- _Entries supplied_:
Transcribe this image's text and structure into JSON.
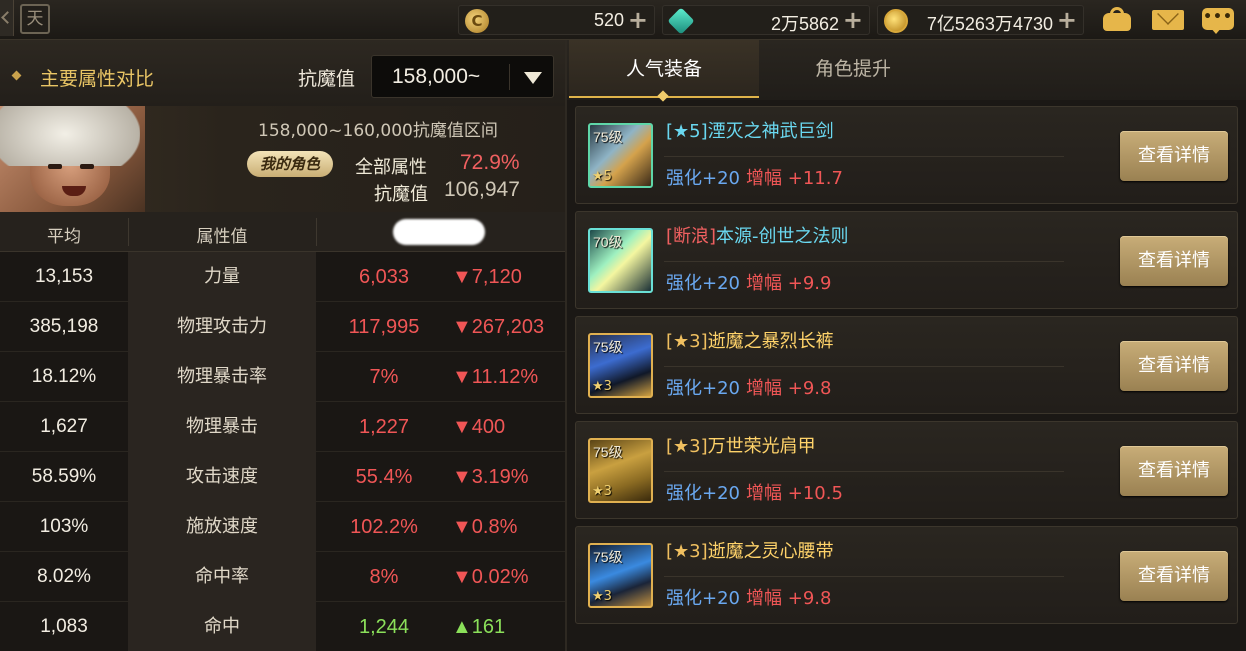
{
  "topbar": {
    "currencies": [
      {
        "icon": "coin-c-icon",
        "value": "520"
      },
      {
        "icon": "gem-icon",
        "value": "2万5862"
      },
      {
        "icon": "gold-coin-icon",
        "value": "7亿5263万4730"
      }
    ],
    "calendar_glyph": "天",
    "plus_glyph": "+",
    "chat_glyph": "•••"
  },
  "left": {
    "section_title": "主要属性对比",
    "resist_label": "抗魔值",
    "resist_select_value": "158,000~",
    "range_text": "158,000~160,000抗魔值区间",
    "mychar_badge": "我的角色",
    "allattr_label": "全部属性",
    "allattr_value": "72.9%",
    "mychar_resist_label": "抗魔值",
    "mychar_resist_value": "106,947",
    "table_headers": {
      "avg": "平均",
      "attr": "属性值"
    },
    "rows": [
      {
        "avg": "13,153",
        "name": "力量",
        "mine": "6,033",
        "diff": "▼7,120",
        "trend": "down"
      },
      {
        "avg": "385,198",
        "name": "物理攻击力",
        "mine": "117,995",
        "diff": "▼267,203",
        "trend": "down"
      },
      {
        "avg": "18.12%",
        "name": "物理暴击率",
        "mine": "7%",
        "diff": "▼11.12%",
        "trend": "down"
      },
      {
        "avg": "1,627",
        "name": "物理暴击",
        "mine": "1,227",
        "diff": "▼400",
        "trend": "down"
      },
      {
        "avg": "58.59%",
        "name": "攻击速度",
        "mine": "55.4%",
        "diff": "▼3.19%",
        "trend": "down"
      },
      {
        "avg": "103%",
        "name": "施放速度",
        "mine": "102.2%",
        "diff": "▼0.8%",
        "trend": "down"
      },
      {
        "avg": "8.02%",
        "name": "命中率",
        "mine": "8%",
        "diff": "▼0.02%",
        "trend": "down"
      },
      {
        "avg": "1,083",
        "name": "命中",
        "mine": "1,244",
        "diff": "▲161",
        "trend": "up"
      }
    ]
  },
  "right": {
    "tabs": [
      {
        "label": "人气装备",
        "active": true
      },
      {
        "label": "角色提升",
        "active": false
      }
    ],
    "equipment": [
      {
        "level": "75级",
        "star": "★5",
        "tag": "[★5]",
        "name": "湮灭之神武巨剑",
        "enhance": "强化+20",
        "amp_label": "增幅",
        "amp": "+11.7",
        "button": "查看详情"
      },
      {
        "level": "70级",
        "star": "",
        "tag": "[断浪]",
        "name": "本源-创世之法则",
        "enhance": "强化+20",
        "amp_label": "增幅",
        "amp": "+9.9",
        "button": "查看详情"
      },
      {
        "level": "75级",
        "star": "★3",
        "tag": "[★3]",
        "name": "逝魔之暴烈长裤",
        "enhance": "强化+20",
        "amp_label": "增幅",
        "amp": "+9.8",
        "button": "查看详情"
      },
      {
        "level": "75级",
        "star": "★3",
        "tag": "[★3]",
        "name": "万世荣光肩甲",
        "enhance": "强化+20",
        "amp_label": "增幅",
        "amp": "+10.5",
        "button": "查看详情"
      },
      {
        "level": "75级",
        "star": "★3",
        "tag": "[★3]",
        "name": "逝魔之灵心腰带",
        "enhance": "强化+20",
        "amp_label": "增幅",
        "amp": "+9.8",
        "button": "查看详情"
      }
    ]
  }
}
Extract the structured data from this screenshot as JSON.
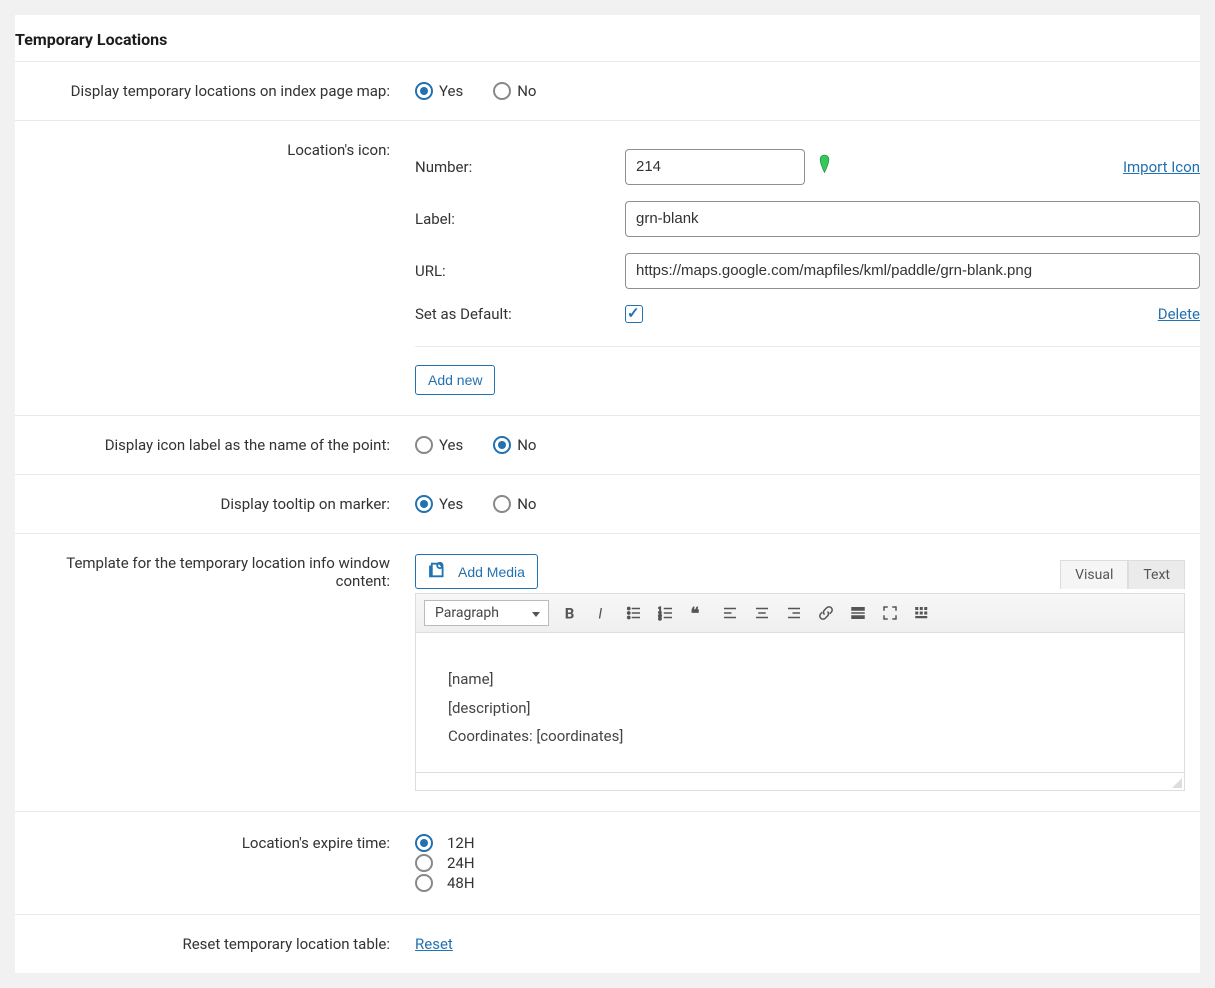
{
  "sectionTitle": "Temporary Locations",
  "yes": "Yes",
  "no": "No",
  "labels": {
    "displayOnIndex": "Display temporary locations on index page map:",
    "locationsIcon": "Location's icon:",
    "displayIconLabel": "Display icon label as the name of the point:",
    "displayTooltip": "Display tooltip on marker:",
    "templateInfo": "Template for the temporary location info window content:",
    "expireTime": "Location's expire time:",
    "resetTable": "Reset temporary location table:"
  },
  "iconForm": {
    "numberLabel": "Number:",
    "numberValue": "214",
    "importIcon": "Import Icon",
    "labelLabel": "Label:",
    "labelValue": "grn-blank",
    "urlLabel": "URL:",
    "urlValue": "https://maps.google.com/mapfiles/kml/paddle/grn-blank.png",
    "setDefaultLabel": "Set as Default:",
    "deleteLink": "Delete",
    "addNew": "Add new"
  },
  "editor": {
    "addMedia": "Add Media",
    "tabVisual": "Visual",
    "tabText": "Text",
    "formatSelect": "Paragraph",
    "content1": "[name]",
    "content2": "[description]",
    "content3": "Coordinates: [coordinates]"
  },
  "expireOptions": {
    "h12": "12H",
    "h24": "24H",
    "h48": "48H"
  },
  "resetLink": "Reset"
}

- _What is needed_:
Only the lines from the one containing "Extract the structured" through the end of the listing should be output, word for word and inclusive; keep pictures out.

- _Solved exercise_:
Extract the structured data from this screenshot as JSON.
{
  "sectionTitle": "Temporary Locations",
  "yes": "Yes",
  "no": "No",
  "labels": {
    "displayOnIndex": "Display temporary locations on index page map:",
    "locationsIcon": "Location's icon:",
    "displayIconLabel": "Display icon label as the name of the point:",
    "displayTooltip": "Display tooltip on marker:",
    "templateInfo": "Template for the temporary location info window content:",
    "expireTime": "Location's expire time:",
    "resetTable": "Reset temporary location table:"
  },
  "iconForm": {
    "numberLabel": "Number:",
    "numberValue": "214",
    "importIcon": "Import Icon",
    "labelLabel": "Label:",
    "labelValue": "grn-blank",
    "urlLabel": "URL:",
    "urlValue": "https://maps.google.com/mapfiles/kml/paddle/grn-blank.png",
    "setDefaultLabel": "Set as Default:",
    "deleteLink": "Delete",
    "addNew": "Add new"
  },
  "editor": {
    "addMedia": "Add Media",
    "tabVisual": "Visual",
    "tabText": "Text",
    "formatSelect": "Paragraph",
    "content1": "[name]",
    "content2": "[description]",
    "content3": "Coordinates: [coordinates]"
  },
  "expireOptions": {
    "h12": "12H",
    "h24": "24H",
    "h48": "48H"
  },
  "resetLink": "Reset"
}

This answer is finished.